Like most of us, we look back on our childhood with fond memories. The rose tinted specs are firmly on when I think back to balmy summer nights playing football each evening. Even the winters seemed cosier as we wrapped up but still kicking a ball even when the snow was 6″ deep! I was lucky, I had great parents (still do!). Like many of the time, I was brought up on a council estate where friends were just seen as extended family. We had great fun in our adventures climbing trees, making dens and playing games outside until we were called in at night. It was all physical in nature but my passion was always football. With the specs still on we had great games with great players and consequently I developed this love of the game from an early age.
BUT…….was it really as good as I remember?
The reality was a bit different on reflection.
I played my first game of 11-a-side at the age of 7 for the u9’s. We must have been pretty good because I stood at the back and hardly touched the ball.
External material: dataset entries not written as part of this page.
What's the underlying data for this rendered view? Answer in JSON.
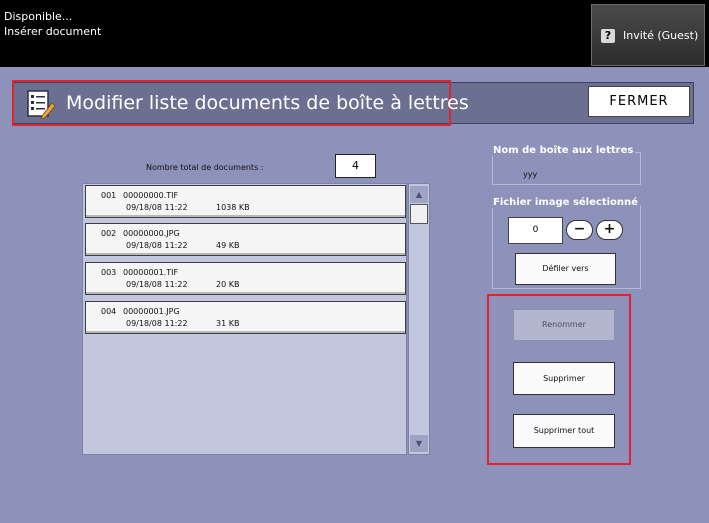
{
  "status": {
    "line1": "Disponible...",
    "line2": "Insérer document"
  },
  "user": {
    "icon": "help-icon",
    "label": "Invité (Guest)"
  },
  "dialog": {
    "title": "Modifier liste documents de boîte à lettres",
    "title_icon": "edit-list-icon",
    "close_label": "FERMER",
    "highlight_color": "#e0242e"
  },
  "documents": {
    "total_label": "Nombre total de documents :",
    "total_value": "4",
    "items": [
      {
        "num": "001",
        "name": "00000000.TIF",
        "date": "09/18/08 11:22",
        "size": "1038 KB"
      },
      {
        "num": "002",
        "name": "00000000.JPG",
        "date": "09/18/08 11:22",
        "size": "49 KB"
      },
      {
        "num": "003",
        "name": "00000001.TIF",
        "date": "09/18/08 11:22",
        "size": "20 KB"
      },
      {
        "num": "004",
        "name": "00000001.JPG",
        "date": "09/18/08 11:22",
        "size": "31 KB"
      }
    ],
    "scroll_up_icon": "triangle-up-icon",
    "scroll_down_icon": "triangle-down-icon"
  },
  "mailbox": {
    "label": "Nom de boîte aux lettres",
    "value": "yyy"
  },
  "selected_image": {
    "label": "Fichier image sélectionné",
    "value": "0",
    "minus_label": "−",
    "plus_label": "+",
    "scroll_to_label": "Défiler vers"
  },
  "actions": {
    "rename_label": "Renommer",
    "delete_label": "Supprimer",
    "delete_all_label": "Supprimer tout"
  }
}
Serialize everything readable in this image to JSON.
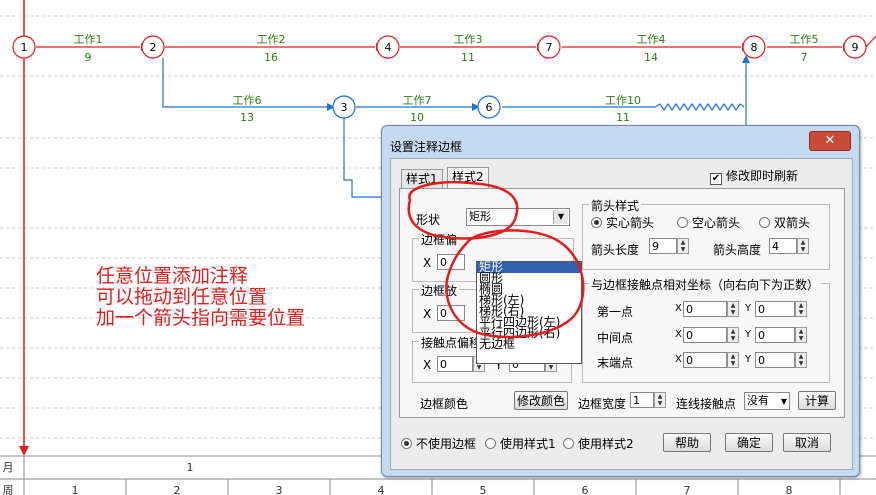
{
  "diagram": {
    "nodes": [
      "1",
      "2",
      "3",
      "4",
      "6",
      "7",
      "8",
      "9"
    ],
    "arrows": [
      {
        "name": "工作1",
        "duration": "9"
      },
      {
        "name": "工作2",
        "duration": "16"
      },
      {
        "name": "工作3",
        "duration": "11"
      },
      {
        "name": "工作4",
        "duration": "14"
      },
      {
        "name": "工作5",
        "duration": "7"
      },
      {
        "name": "工作6",
        "duration": "13"
      },
      {
        "name": "工作7",
        "duration": "10"
      },
      {
        "name": "工作10",
        "duration": "11"
      }
    ],
    "row_month_label": "月",
    "month_value": "1",
    "row_week_label": "周",
    "week_numbers": [
      "1",
      "2",
      "3",
      "4",
      "5",
      "6",
      "7",
      "8"
    ]
  },
  "annotation": {
    "lines": [
      "任意位置添加注释",
      "可以拖动到任意位置",
      "加一个箭头指向需要位置"
    ]
  },
  "dialog": {
    "title": "设置注释边框",
    "close_label": "✕",
    "refresh_checkbox": "修改即时刷新",
    "tabs": [
      "样式1",
      "样式2"
    ],
    "shape_label": "形状",
    "shape_value": "矩形",
    "shape_options": [
      "矩形",
      "圆形",
      "椭圆",
      "梯形(左)",
      "梯形(右)",
      "平行四边形(左)",
      "平行四边形(右)",
      "无边框"
    ],
    "border_offset_label": "边框偏",
    "border_zoom_label": "边框放",
    "x_label": "X",
    "y_label": "Y",
    "offset_x": "0",
    "zoom_x": "0",
    "contact_offset_label": "接触点偏移",
    "contact_x": "0",
    "contact_y": "0",
    "arrow_style_label": "箭头样式",
    "arrow_styles": [
      "实心箭头",
      "空心箭头",
      "双箭头"
    ],
    "arrow_length_label": "箭头长度",
    "arrow_length": "9",
    "arrow_height_label": "箭头高度",
    "arrow_height": "4",
    "relative_coords_label": "与边框接触点相对坐标（向右向下为正数）",
    "points": [
      {
        "label": "第一点",
        "x": "0",
        "y": "0"
      },
      {
        "label": "中间点",
        "x": "0",
        "y": "0"
      },
      {
        "label": "末端点",
        "x": "0",
        "y": "0"
      }
    ],
    "border_color_label": "边框颜色",
    "modify_color_button": "修改颜色",
    "border_width_label": "边框宽度",
    "border_width": "1",
    "connect_point_label": "连线接触点",
    "connect_point_value": "没有",
    "calc_button": "计算",
    "bottom_radios": [
      "不使用边框",
      "使用样式1",
      "使用样式2"
    ],
    "help_button": "帮助",
    "ok_button": "确定",
    "cancel_button": "取消"
  }
}
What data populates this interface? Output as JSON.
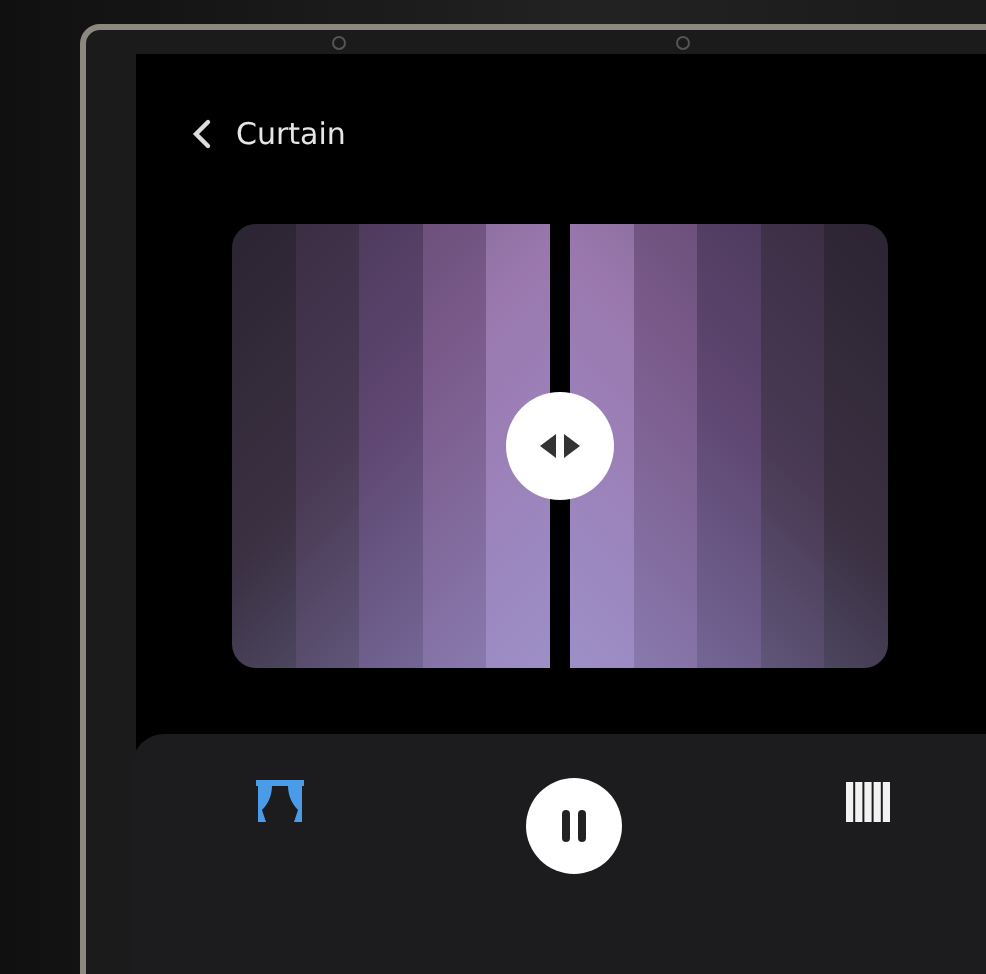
{
  "header": {
    "title": "Curtain"
  },
  "controls": [
    {
      "kind": "open",
      "selected": true
    },
    {
      "kind": "pause",
      "selected": false
    },
    {
      "kind": "close",
      "selected": false
    }
  ]
}
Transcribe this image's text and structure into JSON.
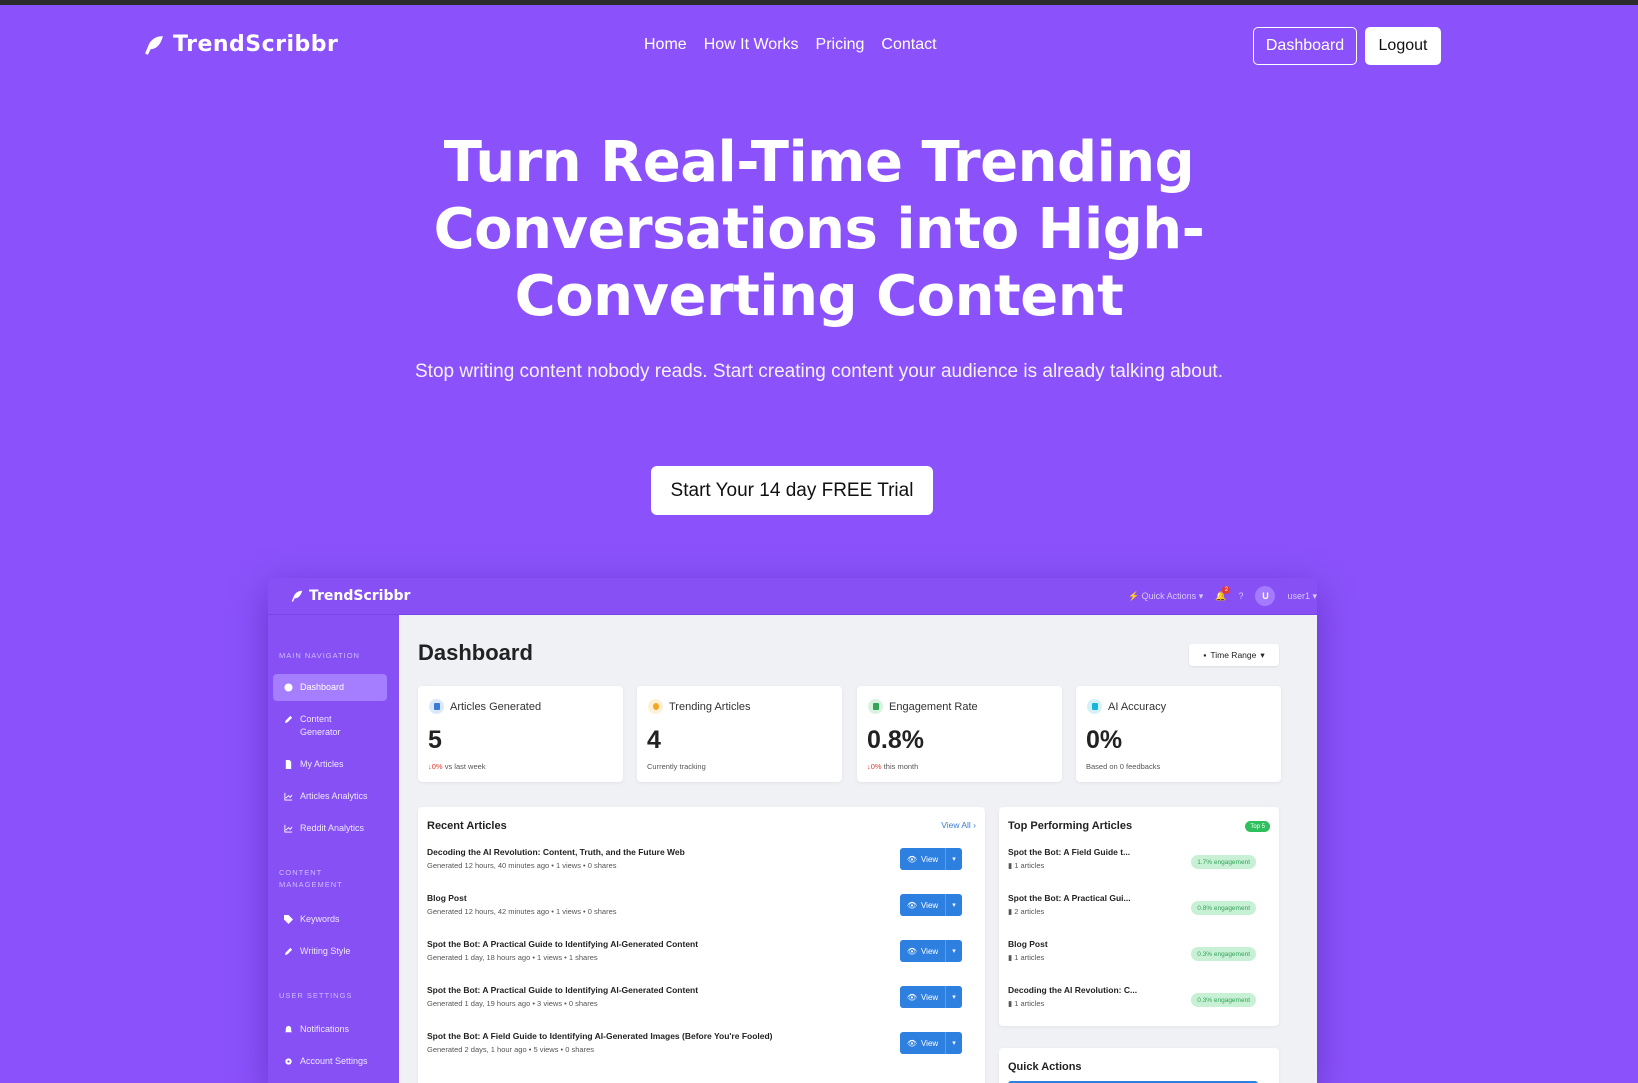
{
  "brand": {
    "name": "TrendScribbr"
  },
  "nav": {
    "links": [
      "Home",
      "How It Works",
      "Pricing",
      "Contact"
    ],
    "dashboard_label": "Dashboard",
    "logout_label": "Logout"
  },
  "hero": {
    "title": "Turn Real-Time Trending Conversations into High-Converting Content",
    "subtitle": "Stop writing content nobody reads. Start creating content your audience is already talking about.",
    "cta_label": "Start Your 14 day FREE Trial"
  },
  "preview": {
    "brand": "TrendScribbr",
    "topbar": {
      "quick_actions": "Quick Actions",
      "notif_count": "2",
      "user_initial": "U",
      "username": "user1"
    },
    "sidebar": {
      "sections": [
        {
          "title": "MAIN NAVIGATION",
          "items": [
            "Dashboard",
            "Content Generator",
            "My Articles",
            "Articles Analytics",
            "Reddit Analytics"
          ]
        },
        {
          "title": "CONTENT MANAGEMENT",
          "items": [
            "Keywords",
            "Writing Style"
          ]
        },
        {
          "title": "USER SETTINGS",
          "items": [
            "Notifications",
            "Account Settings"
          ]
        }
      ]
    },
    "main": {
      "title": "Dashboard",
      "time_range": "Time Range",
      "stats": [
        {
          "label": "Articles Generated",
          "value": "5",
          "delta": "0%",
          "note": "vs last week",
          "color": "#3a7bd5"
        },
        {
          "label": "Trending Articles",
          "value": "4",
          "delta": "",
          "note": "Currently tracking",
          "color": "#f5a623"
        },
        {
          "label": "Engagement Rate",
          "value": "0.8%",
          "delta": "0%",
          "note": "this month",
          "color": "#34a55a"
        },
        {
          "label": "AI Accuracy",
          "value": "0%",
          "delta": "",
          "note": "Based on 0 feedbacks",
          "color": "#19b5d9"
        }
      ],
      "recent": {
        "title": "Recent Articles",
        "view_all": "View All",
        "view_label": "View",
        "rows": [
          {
            "title": "Decoding the AI Revolution: Content, Truth, and the Future Web",
            "meta": "Generated 12 hours, 40 minutes ago • 1 views • 0 shares"
          },
          {
            "title": "Blog Post",
            "meta": "Generated 12 hours, 42 minutes ago • 1 views • 0 shares"
          },
          {
            "title": "Spot the Bot: A Practical Guide to Identifying AI-Generated Content",
            "meta": "Generated 1 day, 18 hours ago • 1 views • 1 shares"
          },
          {
            "title": "Spot the Bot: A Practical Guide to Identifying AI-Generated Content",
            "meta": "Generated 1 day, 19 hours ago • 3 views • 0 shares"
          },
          {
            "title": "Spot the Bot: A Field Guide to Identifying AI-Generated Images (Before You're Fooled)",
            "meta": "Generated 2 days, 1 hour ago • 5 views • 0 shares"
          }
        ]
      },
      "top": {
        "title": "Top Performing Articles",
        "badge": "Top 5",
        "rows": [
          {
            "name": "Spot the Bot: A Field Guide t...",
            "count": "1 articles",
            "engagement": "1.7% engagement"
          },
          {
            "name": "Spot the Bot: A Practical Gui...",
            "count": "2 articles",
            "engagement": "0.8% engagement"
          },
          {
            "name": "Blog Post",
            "count": "1 articles",
            "engagement": "0.3% engagement"
          },
          {
            "name": "Decoding the AI Revolution: C...",
            "count": "1 articles",
            "engagement": "0.3% engagement"
          }
        ]
      },
      "quick_actions": {
        "title": "Quick Actions"
      }
    }
  }
}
So much for game time.
We played on red ash pitches. The only time we ever got to play on grass was when we reached a cup final. Grass was the holy grail and only ever used a few times per season. On the same red ash pitches, the ball we used was a plastic Mitre Mouldmaster which bounced 30 feet in the air and stung when it hit a cold leg. Garvel rashed were an all year round injury.
So many talk about street footballers and yes we are probably also the last generation to be part of that culture. We played under streetlights on concrete paths. Our main pitch was in front of a block of garages with the same lock-ups on one side and a wooden fence was the other touchline. Broken glass and stones were a constant hazard and the games was intermittently interrupted by cars going to their home for the night. Visits to the local hospital for stitches were commonplace.
As a 12yo I signed for Celtic BC, the premier club in Scotland at the time. My trial was against Celtic captain Peter Grant who was a year older than me. Must have done alright as I was invited back to sign. We trained at Barrowfield where the Celtic first team trained every day. So here I am at this great club where every schoolboy wanted to play (We even had many Rangers supporters playing) and training where the first team trained and all I can remember is doing ‘doggy sprints’ every night! I think we maybe had 1 ball for the team if we were lucky and that was used at the end as a treat if we had trained well.
As I progressed a bit, I signed for Hamilton Accies as a 14 yo. Our training was done on a little piece of ‘grass’ outside the old Douglas Park. Grass is a bit of an misrepresentation. It was a mud bath for 10 months of the year but that is where we trained. When I was at Hamilton there were only a handful of young boys so we trained alongside the first team and reserves. It was great experience but then a new manager in Lisbon Lion, Bertie Auld was appointed. Let’s just say that he was a great Celtic player but as a manager you just wouldn’t get away with things that were done then. His party piece was running across us youngsters with his boots on as we were doing sit-ups. This was to help build up our stomach muscles!!
Throughout my youth, I can’t think of many coaches that held any coaching qualifications. They had little, if any, tactical knowledge. However they could shout the loudest and generally ridicule players. The only time we had a proper coach was when someone like Craig Brown or Davie McParland took the sessions. The difference was palpable.
In my late teens I entered the junior ranks. I played for a few teams but the pattern was pretty similar. Our training facilities were generally a nearby local park. We trained at night. There were no floodlights although there may have been a little light from the adjacent streetlights. In the winter months we just ran all night. In the summer we maybe saw a ball but only after the running was done.
So you can now see the picture I am painting. Ironically it did produce players from these environments.
Compare that to the present day. All our teams train on 3G pitches with floodlights by qualified coaches who have PVG clearance. Matches are well organised with refs and sometimes linesmen. Clubs have codes of conduct, constitutions and well structured committees.
Players are generally given all their playing and training kit. Parents provide some of the flashiest and most expensive boots on the market. Bullying which was very evident in my day, will not be tolerated in any shape or form. We have progressed massively from the days I have described. However, the contradiction is that despite all these improvements we are not producing players in the same way.
I definitely don’t want to go back to the bad old days but how do we build in the resilience that was created back in the day? The world has changed a lot through my life. Progress is key. Learning is critical. Are we taking these lessons and applying them today or just accepting our plight? Can we learn from these ‘old days’?
My world is very different from my childhood and youth. I spend less time with my kids than my parents spent with me as I work longer hours and many times away from home. I remember having lunch every day with my Dad (even if it was a Scotch Pie and a sticky bun). Dinner was always at 5pm and we ate together as a family every day. Supper was toasted cheese before bed as a religion. So, as I strive to give my kids more than I had, the irony is not lost on me that I actually might be giving them less!
So as much as I hark back to my youth, I need to find a way to take the good bits and bring them into modern life.Once we work this out, maybe then we will produce modern footballers from a modern world.
Finally, remember we are living the good old days for our future self. So live in the NOW while learning from the past. Or put better by my favourite Stoic, Marcus Aurelius:
“Forget everything else. Keep hold of this alone and remember it: Each one of us lives only now, this brief instant. The rest has been lived already, or is impossible to see.”